TASK TO COMPLETE -
Go through the data below. Pull out every line that has the word "Manager".
━━ EXERCISE DATA ━━
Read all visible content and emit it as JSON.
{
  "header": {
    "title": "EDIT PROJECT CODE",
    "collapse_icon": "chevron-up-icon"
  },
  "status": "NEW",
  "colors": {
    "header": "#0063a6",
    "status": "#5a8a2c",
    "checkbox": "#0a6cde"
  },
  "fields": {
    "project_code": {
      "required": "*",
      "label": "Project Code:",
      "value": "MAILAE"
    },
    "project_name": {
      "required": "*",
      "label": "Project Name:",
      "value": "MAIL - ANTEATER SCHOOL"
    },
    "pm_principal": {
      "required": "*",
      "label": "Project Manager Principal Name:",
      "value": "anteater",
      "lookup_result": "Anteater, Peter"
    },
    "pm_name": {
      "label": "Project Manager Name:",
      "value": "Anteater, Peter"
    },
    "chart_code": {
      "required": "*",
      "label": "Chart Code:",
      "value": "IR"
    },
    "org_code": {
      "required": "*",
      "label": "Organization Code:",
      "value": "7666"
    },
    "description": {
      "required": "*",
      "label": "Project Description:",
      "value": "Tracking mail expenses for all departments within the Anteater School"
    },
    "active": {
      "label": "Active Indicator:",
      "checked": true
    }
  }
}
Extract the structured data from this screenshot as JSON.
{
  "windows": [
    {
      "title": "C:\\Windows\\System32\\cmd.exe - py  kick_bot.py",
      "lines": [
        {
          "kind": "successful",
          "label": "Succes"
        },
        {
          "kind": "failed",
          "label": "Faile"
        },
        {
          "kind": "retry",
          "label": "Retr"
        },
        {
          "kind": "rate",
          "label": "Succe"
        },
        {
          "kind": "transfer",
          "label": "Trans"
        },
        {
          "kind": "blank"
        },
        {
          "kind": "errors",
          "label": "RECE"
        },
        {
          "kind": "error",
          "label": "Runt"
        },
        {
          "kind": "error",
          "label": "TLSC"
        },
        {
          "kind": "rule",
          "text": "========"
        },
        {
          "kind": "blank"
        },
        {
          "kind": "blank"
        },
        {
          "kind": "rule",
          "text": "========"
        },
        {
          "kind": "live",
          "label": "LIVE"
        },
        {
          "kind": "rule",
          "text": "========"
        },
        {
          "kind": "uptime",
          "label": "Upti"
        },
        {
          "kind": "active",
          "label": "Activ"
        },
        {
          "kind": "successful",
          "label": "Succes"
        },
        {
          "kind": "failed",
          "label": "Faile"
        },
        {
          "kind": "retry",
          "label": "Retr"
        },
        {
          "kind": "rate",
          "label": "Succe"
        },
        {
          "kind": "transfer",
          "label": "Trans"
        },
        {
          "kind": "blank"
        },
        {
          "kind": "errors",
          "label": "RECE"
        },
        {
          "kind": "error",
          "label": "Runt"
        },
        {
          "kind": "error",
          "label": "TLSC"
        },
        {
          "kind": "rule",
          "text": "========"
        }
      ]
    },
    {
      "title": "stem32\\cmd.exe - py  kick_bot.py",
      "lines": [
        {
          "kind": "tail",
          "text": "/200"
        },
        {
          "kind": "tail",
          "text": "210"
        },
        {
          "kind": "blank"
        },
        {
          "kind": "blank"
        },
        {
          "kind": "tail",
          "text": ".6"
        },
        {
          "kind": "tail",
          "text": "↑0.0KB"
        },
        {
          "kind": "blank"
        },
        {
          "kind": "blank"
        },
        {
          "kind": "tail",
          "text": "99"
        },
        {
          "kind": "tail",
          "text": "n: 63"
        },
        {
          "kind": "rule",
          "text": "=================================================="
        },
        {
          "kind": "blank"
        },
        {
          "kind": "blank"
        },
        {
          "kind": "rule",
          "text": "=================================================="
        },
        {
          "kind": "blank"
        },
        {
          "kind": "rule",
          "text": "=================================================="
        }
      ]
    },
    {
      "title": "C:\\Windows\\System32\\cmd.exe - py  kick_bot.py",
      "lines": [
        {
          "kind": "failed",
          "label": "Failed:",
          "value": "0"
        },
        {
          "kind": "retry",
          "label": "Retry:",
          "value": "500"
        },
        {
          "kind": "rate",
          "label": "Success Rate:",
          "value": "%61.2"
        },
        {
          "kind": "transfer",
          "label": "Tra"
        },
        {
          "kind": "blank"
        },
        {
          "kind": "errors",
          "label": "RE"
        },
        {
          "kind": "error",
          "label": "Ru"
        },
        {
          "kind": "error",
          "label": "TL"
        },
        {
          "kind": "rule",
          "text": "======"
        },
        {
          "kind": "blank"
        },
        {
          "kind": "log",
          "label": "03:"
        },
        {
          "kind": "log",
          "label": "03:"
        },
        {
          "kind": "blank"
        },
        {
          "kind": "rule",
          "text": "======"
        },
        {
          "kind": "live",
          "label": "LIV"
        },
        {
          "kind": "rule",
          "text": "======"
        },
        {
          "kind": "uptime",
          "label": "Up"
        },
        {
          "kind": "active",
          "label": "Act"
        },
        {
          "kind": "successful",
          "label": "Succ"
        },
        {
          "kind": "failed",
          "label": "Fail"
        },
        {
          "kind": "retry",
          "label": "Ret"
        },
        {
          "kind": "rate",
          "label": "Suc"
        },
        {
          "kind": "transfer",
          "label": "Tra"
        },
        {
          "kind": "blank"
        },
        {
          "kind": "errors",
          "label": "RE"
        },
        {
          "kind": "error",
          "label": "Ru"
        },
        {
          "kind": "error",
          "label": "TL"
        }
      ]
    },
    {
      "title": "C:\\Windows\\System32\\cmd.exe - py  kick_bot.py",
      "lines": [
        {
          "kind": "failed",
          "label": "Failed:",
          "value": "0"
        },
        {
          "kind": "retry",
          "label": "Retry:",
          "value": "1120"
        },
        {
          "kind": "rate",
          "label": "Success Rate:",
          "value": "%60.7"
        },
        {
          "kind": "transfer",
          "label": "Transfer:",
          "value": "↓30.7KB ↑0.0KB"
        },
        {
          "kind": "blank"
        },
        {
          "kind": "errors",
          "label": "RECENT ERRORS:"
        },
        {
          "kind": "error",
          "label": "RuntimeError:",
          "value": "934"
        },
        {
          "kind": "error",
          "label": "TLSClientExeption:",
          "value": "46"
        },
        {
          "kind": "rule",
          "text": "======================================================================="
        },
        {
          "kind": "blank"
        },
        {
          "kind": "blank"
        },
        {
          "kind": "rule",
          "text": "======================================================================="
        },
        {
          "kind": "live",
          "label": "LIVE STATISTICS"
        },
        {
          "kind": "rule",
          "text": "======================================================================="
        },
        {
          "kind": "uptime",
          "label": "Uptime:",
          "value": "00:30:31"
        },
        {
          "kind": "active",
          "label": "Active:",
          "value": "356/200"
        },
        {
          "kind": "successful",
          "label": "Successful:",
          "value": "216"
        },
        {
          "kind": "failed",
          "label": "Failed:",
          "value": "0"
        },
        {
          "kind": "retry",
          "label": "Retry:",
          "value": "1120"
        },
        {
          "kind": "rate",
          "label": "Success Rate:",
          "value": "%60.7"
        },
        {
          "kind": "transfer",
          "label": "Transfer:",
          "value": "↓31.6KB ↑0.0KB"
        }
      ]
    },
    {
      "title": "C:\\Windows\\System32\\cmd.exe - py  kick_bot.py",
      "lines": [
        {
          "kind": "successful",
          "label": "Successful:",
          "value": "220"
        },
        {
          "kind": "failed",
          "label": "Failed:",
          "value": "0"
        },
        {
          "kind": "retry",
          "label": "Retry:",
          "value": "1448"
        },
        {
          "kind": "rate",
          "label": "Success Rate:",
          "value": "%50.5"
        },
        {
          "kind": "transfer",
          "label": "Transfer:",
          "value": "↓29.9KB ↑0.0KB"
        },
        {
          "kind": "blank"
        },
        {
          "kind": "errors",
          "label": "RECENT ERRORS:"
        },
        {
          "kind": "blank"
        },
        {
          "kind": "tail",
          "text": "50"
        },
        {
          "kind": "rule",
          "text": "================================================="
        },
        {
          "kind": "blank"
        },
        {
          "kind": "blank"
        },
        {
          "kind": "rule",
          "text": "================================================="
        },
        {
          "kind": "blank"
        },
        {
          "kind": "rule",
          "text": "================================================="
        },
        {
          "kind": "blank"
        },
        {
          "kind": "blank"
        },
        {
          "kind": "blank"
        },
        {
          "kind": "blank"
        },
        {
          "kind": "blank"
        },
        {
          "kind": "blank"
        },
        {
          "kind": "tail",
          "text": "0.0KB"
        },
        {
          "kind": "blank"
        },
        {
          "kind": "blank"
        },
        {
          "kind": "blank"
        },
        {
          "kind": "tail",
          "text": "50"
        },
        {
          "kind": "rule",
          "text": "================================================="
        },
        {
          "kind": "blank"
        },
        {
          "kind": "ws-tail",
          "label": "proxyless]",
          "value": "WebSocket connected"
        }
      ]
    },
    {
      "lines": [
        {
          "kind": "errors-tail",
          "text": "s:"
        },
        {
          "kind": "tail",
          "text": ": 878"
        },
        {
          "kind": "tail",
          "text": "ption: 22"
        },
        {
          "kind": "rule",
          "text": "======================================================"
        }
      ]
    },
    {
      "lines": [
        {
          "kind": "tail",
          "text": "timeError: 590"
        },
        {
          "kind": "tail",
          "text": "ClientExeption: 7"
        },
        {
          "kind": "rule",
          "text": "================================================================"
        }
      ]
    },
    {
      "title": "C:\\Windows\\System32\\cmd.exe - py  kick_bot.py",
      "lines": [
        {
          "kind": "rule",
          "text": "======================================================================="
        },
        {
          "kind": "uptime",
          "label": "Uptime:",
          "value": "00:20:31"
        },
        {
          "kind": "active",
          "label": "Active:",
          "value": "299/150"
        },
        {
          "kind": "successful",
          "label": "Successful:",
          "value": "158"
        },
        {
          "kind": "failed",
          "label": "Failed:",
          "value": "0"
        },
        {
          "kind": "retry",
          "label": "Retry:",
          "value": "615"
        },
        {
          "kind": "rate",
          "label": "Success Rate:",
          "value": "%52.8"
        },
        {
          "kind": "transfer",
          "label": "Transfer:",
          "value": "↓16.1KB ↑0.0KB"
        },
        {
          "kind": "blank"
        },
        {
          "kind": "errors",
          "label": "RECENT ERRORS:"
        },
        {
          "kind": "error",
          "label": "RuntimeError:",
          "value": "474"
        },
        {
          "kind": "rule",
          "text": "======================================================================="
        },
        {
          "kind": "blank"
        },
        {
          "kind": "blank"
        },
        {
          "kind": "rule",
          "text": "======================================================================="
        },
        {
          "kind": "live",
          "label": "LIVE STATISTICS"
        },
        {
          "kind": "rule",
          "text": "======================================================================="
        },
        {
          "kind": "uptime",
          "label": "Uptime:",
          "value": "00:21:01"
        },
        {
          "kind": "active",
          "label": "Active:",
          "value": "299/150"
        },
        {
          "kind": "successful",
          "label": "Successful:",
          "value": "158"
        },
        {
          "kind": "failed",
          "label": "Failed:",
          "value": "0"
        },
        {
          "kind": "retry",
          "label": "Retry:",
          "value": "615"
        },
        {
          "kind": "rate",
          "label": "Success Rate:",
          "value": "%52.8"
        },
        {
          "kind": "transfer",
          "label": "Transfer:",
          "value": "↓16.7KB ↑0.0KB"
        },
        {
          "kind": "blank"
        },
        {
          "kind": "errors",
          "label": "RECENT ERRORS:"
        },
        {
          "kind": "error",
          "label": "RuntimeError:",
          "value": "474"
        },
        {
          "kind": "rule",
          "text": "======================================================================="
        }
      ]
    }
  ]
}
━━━
TASK RESPONSE -
      "label": "Project Manager Principal Name:",
      "label": "Project Manager Name:",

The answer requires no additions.